What's wanted is each entry repeated verbatim, minus its images.

────────────────────────────────────────

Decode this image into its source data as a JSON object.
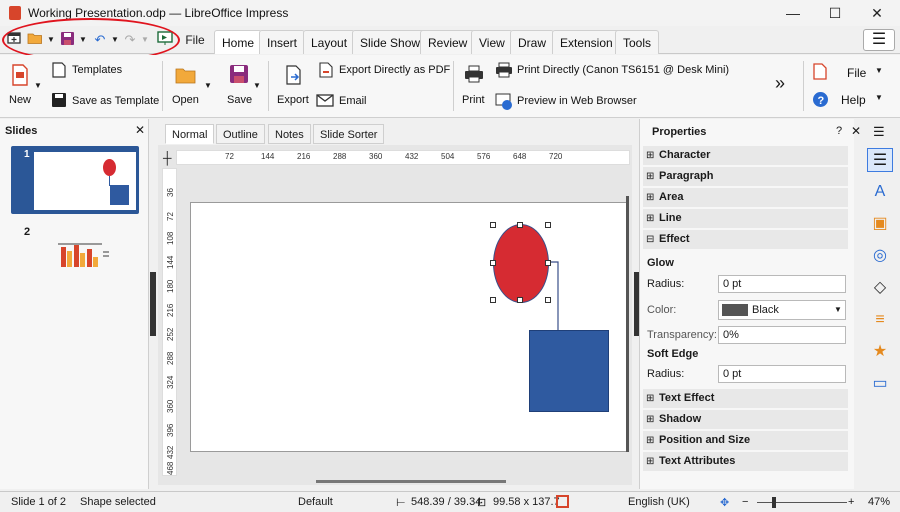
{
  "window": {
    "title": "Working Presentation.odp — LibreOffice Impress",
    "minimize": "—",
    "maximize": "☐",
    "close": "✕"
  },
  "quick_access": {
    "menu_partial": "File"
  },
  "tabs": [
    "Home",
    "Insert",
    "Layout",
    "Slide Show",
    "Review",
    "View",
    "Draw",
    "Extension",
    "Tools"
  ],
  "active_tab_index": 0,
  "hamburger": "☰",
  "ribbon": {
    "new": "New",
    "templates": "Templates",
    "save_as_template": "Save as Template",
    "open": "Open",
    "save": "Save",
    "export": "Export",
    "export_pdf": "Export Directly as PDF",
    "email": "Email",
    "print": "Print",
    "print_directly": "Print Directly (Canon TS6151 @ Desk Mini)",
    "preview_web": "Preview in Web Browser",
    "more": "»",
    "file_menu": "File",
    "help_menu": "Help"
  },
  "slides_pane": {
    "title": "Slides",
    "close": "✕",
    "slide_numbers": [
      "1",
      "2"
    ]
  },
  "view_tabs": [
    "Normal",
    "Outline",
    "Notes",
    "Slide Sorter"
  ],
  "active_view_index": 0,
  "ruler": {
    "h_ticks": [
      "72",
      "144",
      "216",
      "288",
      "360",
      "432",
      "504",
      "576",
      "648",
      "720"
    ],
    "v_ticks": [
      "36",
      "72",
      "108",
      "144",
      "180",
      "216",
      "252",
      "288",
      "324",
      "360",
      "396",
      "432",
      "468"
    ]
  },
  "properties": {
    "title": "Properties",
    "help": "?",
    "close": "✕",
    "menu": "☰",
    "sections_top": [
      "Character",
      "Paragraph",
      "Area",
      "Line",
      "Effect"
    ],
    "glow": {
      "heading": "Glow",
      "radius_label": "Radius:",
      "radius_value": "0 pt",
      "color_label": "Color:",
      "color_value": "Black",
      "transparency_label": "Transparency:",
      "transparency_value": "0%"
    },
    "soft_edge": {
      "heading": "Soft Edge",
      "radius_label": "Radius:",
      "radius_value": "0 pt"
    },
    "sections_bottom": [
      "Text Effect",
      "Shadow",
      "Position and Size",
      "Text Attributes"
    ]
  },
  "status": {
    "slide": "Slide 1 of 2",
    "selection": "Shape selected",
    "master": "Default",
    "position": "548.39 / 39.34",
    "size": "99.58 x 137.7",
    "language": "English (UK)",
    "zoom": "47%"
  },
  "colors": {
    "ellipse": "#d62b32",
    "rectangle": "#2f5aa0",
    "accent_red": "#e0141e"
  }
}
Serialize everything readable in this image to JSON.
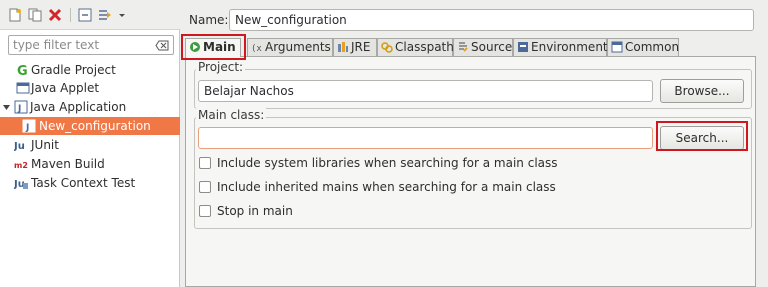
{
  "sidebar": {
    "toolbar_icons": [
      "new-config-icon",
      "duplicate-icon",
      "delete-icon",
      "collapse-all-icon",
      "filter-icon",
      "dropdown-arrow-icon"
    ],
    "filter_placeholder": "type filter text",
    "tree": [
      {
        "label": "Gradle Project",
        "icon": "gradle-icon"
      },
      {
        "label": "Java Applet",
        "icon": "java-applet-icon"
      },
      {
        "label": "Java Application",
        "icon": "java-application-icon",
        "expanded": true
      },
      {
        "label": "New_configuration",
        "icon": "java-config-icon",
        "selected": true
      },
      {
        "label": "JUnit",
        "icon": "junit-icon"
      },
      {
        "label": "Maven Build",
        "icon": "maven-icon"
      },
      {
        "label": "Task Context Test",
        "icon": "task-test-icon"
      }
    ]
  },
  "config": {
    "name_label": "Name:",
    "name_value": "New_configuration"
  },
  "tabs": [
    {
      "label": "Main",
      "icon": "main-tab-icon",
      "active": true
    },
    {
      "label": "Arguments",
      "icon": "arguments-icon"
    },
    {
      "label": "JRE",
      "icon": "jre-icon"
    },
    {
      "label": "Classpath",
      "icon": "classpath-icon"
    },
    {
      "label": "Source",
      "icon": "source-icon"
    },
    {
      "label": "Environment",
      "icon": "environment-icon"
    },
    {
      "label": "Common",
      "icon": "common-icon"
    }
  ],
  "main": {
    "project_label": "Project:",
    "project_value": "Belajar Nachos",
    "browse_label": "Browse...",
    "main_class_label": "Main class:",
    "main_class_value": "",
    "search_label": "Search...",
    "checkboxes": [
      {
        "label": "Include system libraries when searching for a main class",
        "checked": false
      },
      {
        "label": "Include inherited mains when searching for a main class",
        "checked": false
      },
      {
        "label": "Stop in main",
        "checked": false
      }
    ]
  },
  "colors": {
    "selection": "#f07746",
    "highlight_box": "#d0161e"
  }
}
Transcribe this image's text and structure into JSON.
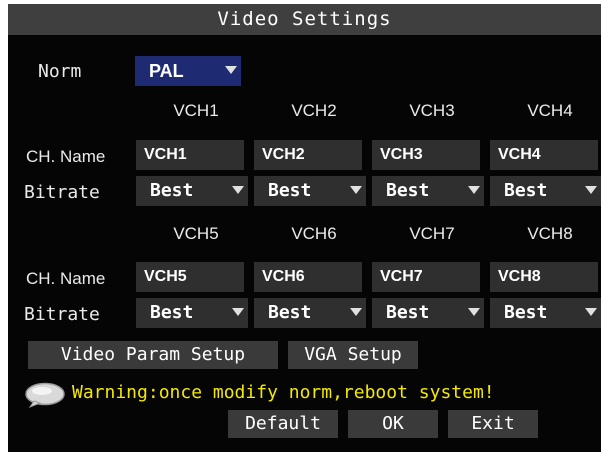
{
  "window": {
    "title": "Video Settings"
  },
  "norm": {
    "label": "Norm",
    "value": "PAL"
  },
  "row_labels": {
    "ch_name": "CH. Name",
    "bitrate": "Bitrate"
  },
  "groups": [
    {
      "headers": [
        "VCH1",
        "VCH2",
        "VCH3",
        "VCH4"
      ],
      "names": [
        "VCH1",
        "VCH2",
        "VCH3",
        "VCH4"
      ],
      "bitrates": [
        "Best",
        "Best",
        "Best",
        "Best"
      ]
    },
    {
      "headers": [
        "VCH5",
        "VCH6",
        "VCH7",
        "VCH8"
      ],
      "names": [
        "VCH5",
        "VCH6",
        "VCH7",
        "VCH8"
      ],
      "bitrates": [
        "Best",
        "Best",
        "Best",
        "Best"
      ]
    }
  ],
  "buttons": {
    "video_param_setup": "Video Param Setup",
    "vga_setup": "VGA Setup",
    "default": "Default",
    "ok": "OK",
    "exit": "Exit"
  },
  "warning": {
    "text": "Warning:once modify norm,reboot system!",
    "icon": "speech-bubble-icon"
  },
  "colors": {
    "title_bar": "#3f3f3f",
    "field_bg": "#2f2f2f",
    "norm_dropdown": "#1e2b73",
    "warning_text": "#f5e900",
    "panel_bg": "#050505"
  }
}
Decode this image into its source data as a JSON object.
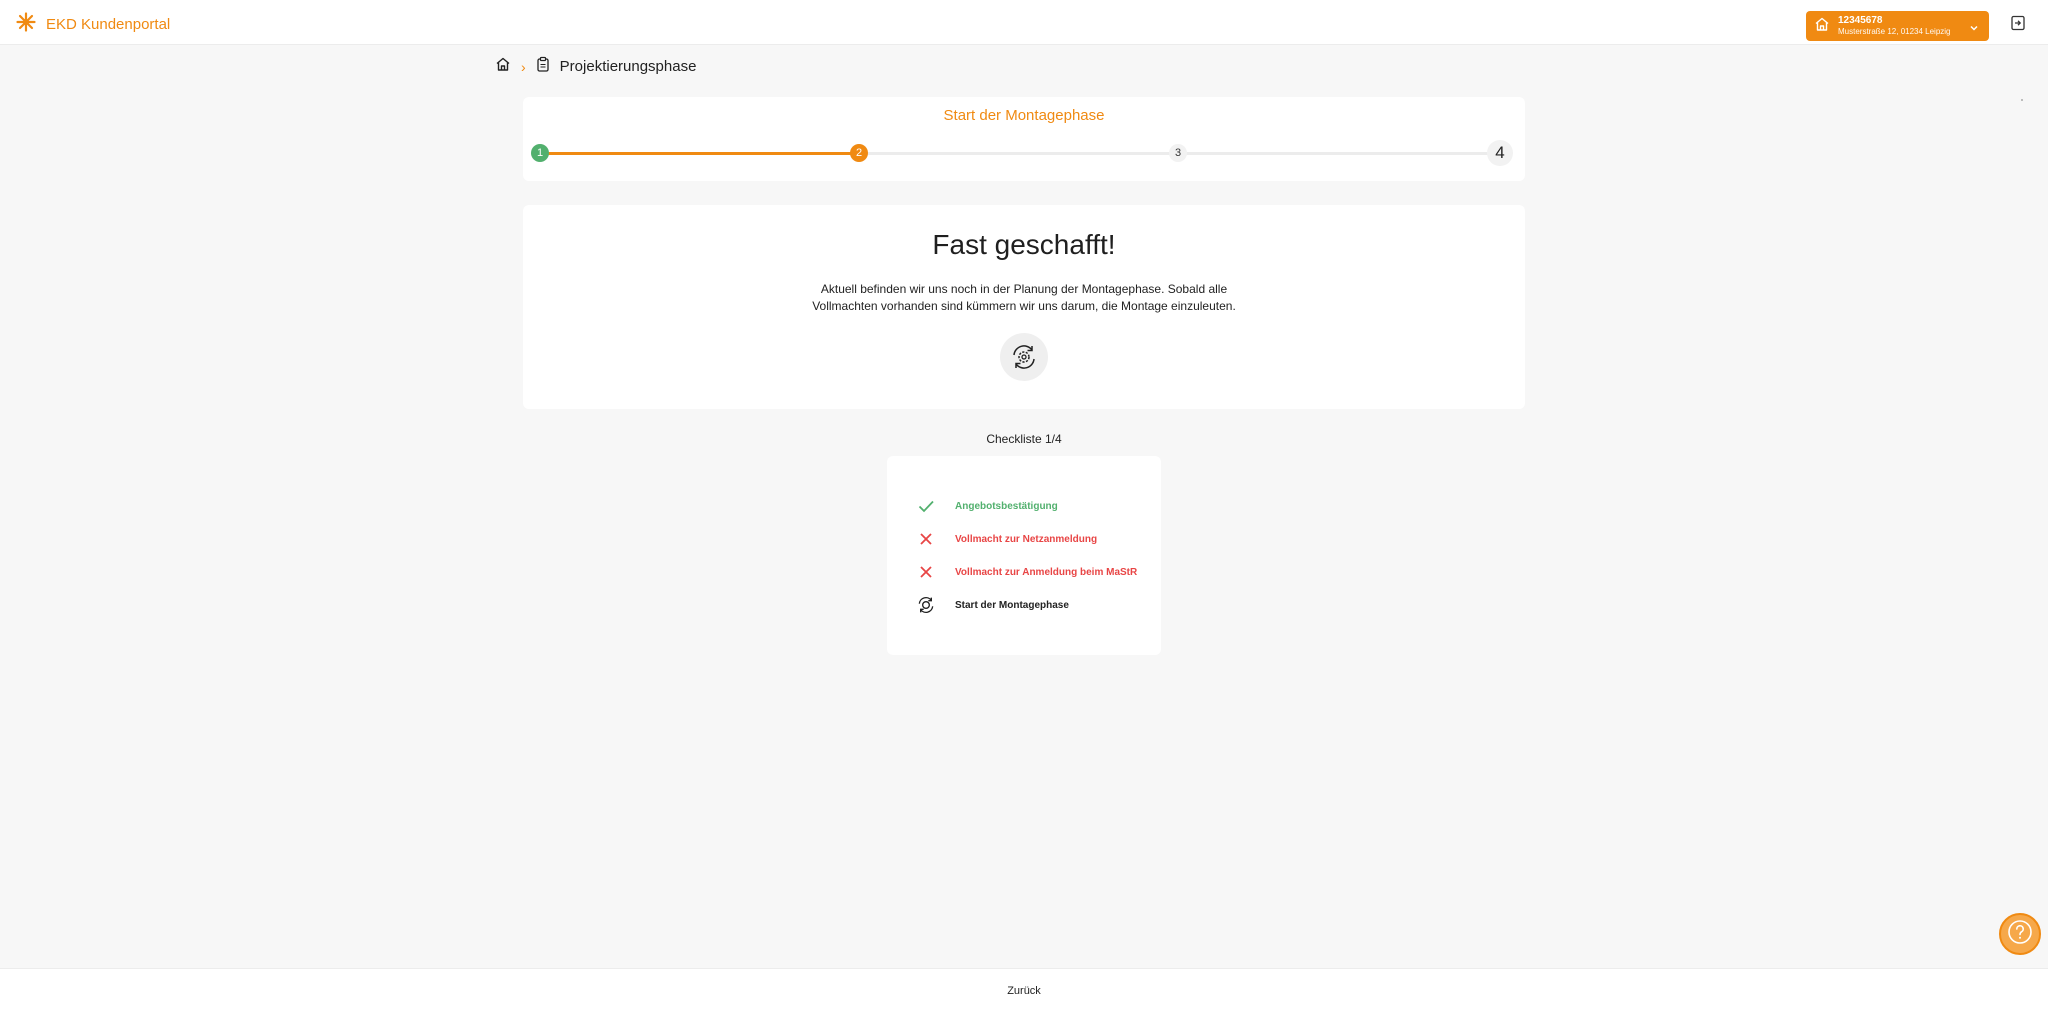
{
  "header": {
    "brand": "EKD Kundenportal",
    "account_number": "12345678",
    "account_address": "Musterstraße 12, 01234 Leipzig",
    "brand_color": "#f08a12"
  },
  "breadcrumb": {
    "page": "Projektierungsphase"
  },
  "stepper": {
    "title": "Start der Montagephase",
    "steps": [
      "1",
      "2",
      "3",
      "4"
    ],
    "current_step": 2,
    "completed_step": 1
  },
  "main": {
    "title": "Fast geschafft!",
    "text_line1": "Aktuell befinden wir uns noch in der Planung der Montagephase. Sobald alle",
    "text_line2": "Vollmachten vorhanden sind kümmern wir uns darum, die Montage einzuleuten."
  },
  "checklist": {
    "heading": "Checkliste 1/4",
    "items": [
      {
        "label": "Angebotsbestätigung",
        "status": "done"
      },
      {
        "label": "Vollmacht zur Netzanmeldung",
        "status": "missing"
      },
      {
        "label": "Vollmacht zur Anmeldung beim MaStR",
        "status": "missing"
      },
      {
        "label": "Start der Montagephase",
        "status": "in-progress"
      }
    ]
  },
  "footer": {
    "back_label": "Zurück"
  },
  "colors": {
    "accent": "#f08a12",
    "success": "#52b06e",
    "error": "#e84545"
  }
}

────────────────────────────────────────

■ Output of the task
Decode this image into its source data as a JSON object.
{
  "window": {
    "title": "Working Presentation.odp — LibreOffice Impress",
    "minimize": "—",
    "maximize": "☐",
    "close": "✕"
  },
  "quick_access": {
    "menu_partial": "File"
  },
  "tabs": [
    "Home",
    "Insert",
    "Layout",
    "Slide Show",
    "Review",
    "View",
    "Draw",
    "Extension",
    "Tools"
  ],
  "active_tab_index": 0,
  "hamburger": "☰",
  "ribbon": {
    "new": "New",
    "templates": "Templates",
    "save_as_template": "Save as Template",
    "open": "Open",
    "save": "Save",
    "export": "Export",
    "export_pdf": "Export Directly as PDF",
    "email": "Email",
    "print": "Print",
    "print_directly": "Print Directly (Canon TS6151 @ Desk Mini)",
    "preview_web": "Preview in Web Browser",
    "more": "»",
    "file_menu": "File",
    "help_menu": "Help"
  },
  "slides_pane": {
    "title": "Slides",
    "close": "✕",
    "slide_numbers": [
      "1",
      "2"
    ]
  },
  "view_tabs": [
    "Normal",
    "Outline",
    "Notes",
    "Slide Sorter"
  ],
  "active_view_index": 0,
  "ruler": {
    "h_ticks": [
      "72",
      "144",
      "216",
      "288",
      "360",
      "432",
      "504",
      "576",
      "648",
      "720"
    ],
    "v_ticks": [
      "36",
      "72",
      "108",
      "144",
      "180",
      "216",
      "252",
      "288",
      "324",
      "360",
      "396",
      "432",
      "468"
    ]
  },
  "properties": {
    "title": "Properties",
    "help": "?",
    "close": "✕",
    "menu": "☰",
    "sections_top": [
      "Character",
      "Paragraph",
      "Area",
      "Line",
      "Effect"
    ],
    "glow": {
      "heading": "Glow",
      "radius_label": "Radius:",
      "radius_value": "0 pt",
      "color_label": "Color:",
      "color_value": "Black",
      "transparency_label": "Transparency:",
      "transparency_value": "0%"
    },
    "soft_edge": {
      "heading": "Soft Edge",
      "radius_label": "Radius:",
      "radius_value": "0 pt"
    },
    "sections_bottom": [
      "Text Effect",
      "Shadow",
      "Position and Size",
      "Text Attributes"
    ]
  },
  "status": {
    "slide": "Slide 1 of 2",
    "selection": "Shape selected",
    "master": "Default",
    "position": "548.39 / 39.34",
    "size": "99.58 x 137.7",
    "language": "English (UK)",
    "zoom": "47%"
  },
  "colors": {
    "ellipse": "#d62b32",
    "rectangle": "#2f5aa0",
    "accent_red": "#e0141e"
  }
}
Serialize everything readable in this image to JSON.
{
  "sidebar": {
    "toolbar_icons": [
      "new-config-icon",
      "duplicate-icon",
      "delete-icon",
      "collapse-all-icon",
      "filter-icon",
      "dropdown-arrow-icon"
    ],
    "filter_placeholder": "type filter text",
    "tree": [
      {
        "label": "Gradle Project",
        "icon": "gradle-icon"
      },
      {
        "label": "Java Applet",
        "icon": "java-applet-icon"
      },
      {
        "label": "Java Application",
        "icon": "java-application-icon",
        "expanded": true
      },
      {
        "label": "New_configuration",
        "icon": "java-config-icon",
        "selected": true
      },
      {
        "label": "JUnit",
        "icon": "junit-icon"
      },
      {
        "label": "Maven Build",
        "icon": "maven-icon"
      },
      {
        "label": "Task Context Test",
        "icon": "task-test-icon"
      }
    ]
  },
  "config": {
    "name_label": "Name:",
    "name_value": "New_configuration"
  },
  "tabs": [
    {
      "label": "Main",
      "icon": "main-tab-icon",
      "active": true
    },
    {
      "label": "Arguments",
      "icon": "arguments-icon"
    },
    {
      "label": "JRE",
      "icon": "jre-icon"
    },
    {
      "label": "Classpath",
      "icon": "classpath-icon"
    },
    {
      "label": "Source",
      "icon": "source-icon"
    },
    {
      "label": "Environment",
      "icon": "environment-icon"
    },
    {
      "label": "Common",
      "icon": "common-icon"
    }
  ],
  "main": {
    "project_label": "Project:",
    "project_value": "Belajar Nachos",
    "browse_label": "Browse...",
    "main_class_label": "Main class:",
    "main_class_value": "",
    "search_label": "Search...",
    "checkboxes": [
      {
        "label": "Include system libraries when searching for a main class",
        "checked": false
      },
      {
        "label": "Include inherited mains when searching for a main class",
        "checked": false
      },
      {
        "label": "Stop in main",
        "checked": false
      }
    ]
  },
  "colors": {
    "selection": "#f07746",
    "highlight_box": "#d0161e"
  }
}
Transcribe this image's text and structure into JSON.
{
  "window": {
    "title": "Video Settings"
  },
  "norm": {
    "label": "Norm",
    "value": "PAL"
  },
  "row_labels": {
    "ch_name": "CH. Name",
    "bitrate": "Bitrate"
  },
  "groups": [
    {
      "headers": [
        "VCH1",
        "VCH2",
        "VCH3",
        "VCH4"
      ],
      "names": [
        "VCH1",
        "VCH2",
        "VCH3",
        "VCH4"
      ],
      "bitrates": [
        "Best",
        "Best",
        "Best",
        "Best"
      ]
    },
    {
      "headers": [
        "VCH5",
        "VCH6",
        "VCH7",
        "VCH8"
      ],
      "names": [
        "VCH5",
        "VCH6",
        "VCH7",
        "VCH8"
      ],
      "bitrates": [
        "Best",
        "Best",
        "Best",
        "Best"
      ]
    }
  ],
  "buttons": {
    "video_param_setup": "Video Param Setup",
    "vga_setup": "VGA Setup",
    "default": "Default",
    "ok": "OK",
    "exit": "Exit"
  },
  "warning": {
    "text": "Warning:once modify norm,reboot system!",
    "icon": "speech-bubble-icon"
  },
  "colors": {
    "title_bar": "#3f3f3f",
    "field_bg": "#2f2f2f",
    "norm_dropdown": "#1e2b73",
    "warning_text": "#f5e900",
    "panel_bg": "#050505"
  }
}
Decode this image into its source data as a JSON object.
{
  "header": {
    "brand": "EKD Kundenportal",
    "account_number": "12345678",
    "account_address": "Musterstraße 12, 01234 Leipzig",
    "brand_color": "#f08a12"
  },
  "breadcrumb": {
    "page": "Projektierungsphase"
  },
  "stepper": {
    "title": "Start der Montagephase",
    "steps": [
      "1",
      "2",
      "3",
      "4"
    ],
    "current_step": 2,
    "completed_step": 1
  },
  "main": {
    "title": "Fast geschafft!",
    "text_line1": "Aktuell befinden wir uns noch in der Planung der Montagephase. Sobald alle",
    "text_line2": "Vollmachten vorhanden sind kümmern wir uns darum, die Montage einzuleuten."
  },
  "checklist": {
    "heading": "Checkliste 1/4",
    "items": [
      {
        "label": "Angebotsbestätigung",
        "status": "done"
      },
      {
        "label": "Vollmacht zur Netzanmeldung",
        "status": "missing"
      },
      {
        "label": "Vollmacht zur Anmeldung beim MaStR",
        "status": "missing"
      },
      {
        "label": "Start der Montagephase",
        "status": "in-progress"
      }
    ]
  },
  "footer": {
    "back_label": "Zurück"
  },
  "colors": {
    "accent": "#f08a12",
    "success": "#52b06e",
    "error": "#e84545"
  }
}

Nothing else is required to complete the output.